Once we pointed out the error, it also would have been better if the Solicitor General had recognized and corrected it before we ate up somewhat precious pages of our reply brief. But the reality, I think, is that the government thought about it hard but (in my own view) wasn’t at that point convinced that we were so right that it didn’t have a genuine leg to stand on. Once it saw the reply on Friday, it apparently continued to think about the issue and changed its mind and then filed the letter on the next business day. The most important point to my mind is that the government was willing on short notice to spend a considerable amount of time on a vehicle argument on an uncertain cert candidate, reviewing the issue not once but twice and ultimately writing a letter to our advantage.
Finally, the Solicitor General’s letter leaves a little to be desired.

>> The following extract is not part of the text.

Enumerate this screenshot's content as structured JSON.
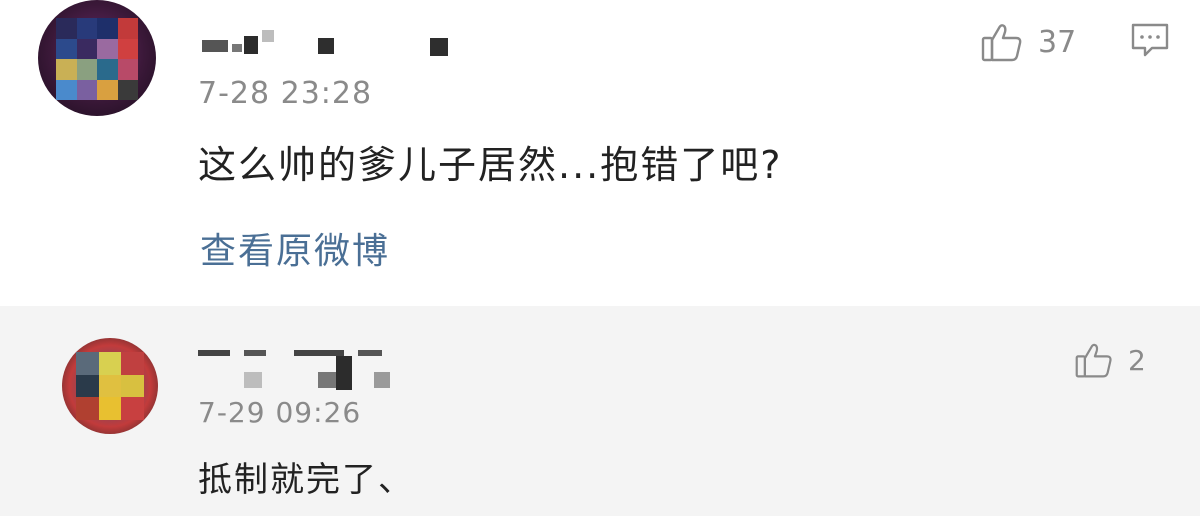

It says that the government agrees with us on this issue “in part,” which is a bit odd given that (so far as the letter itself reveals) it recognizes that we’re completely right. The letter also somewhat tersely adopts our reading of the guideline – as if the government were merely making a reasoned confession of error between two possible interpretations – without acknowledging all the authority it missed in the opposition or apologizing to the Court for its error. But the subtext of the letter is fairly plain. And the letter is quite professional in not rehashing the government’s other arguments for opposing cert.
So the lesson that I learned from this experience is that it is best whenever possible to treat your adversary professionally and (at least in the case of the Solicitor General’s Office) have faith that their professionalism and desire to do the right thing will produce the right result.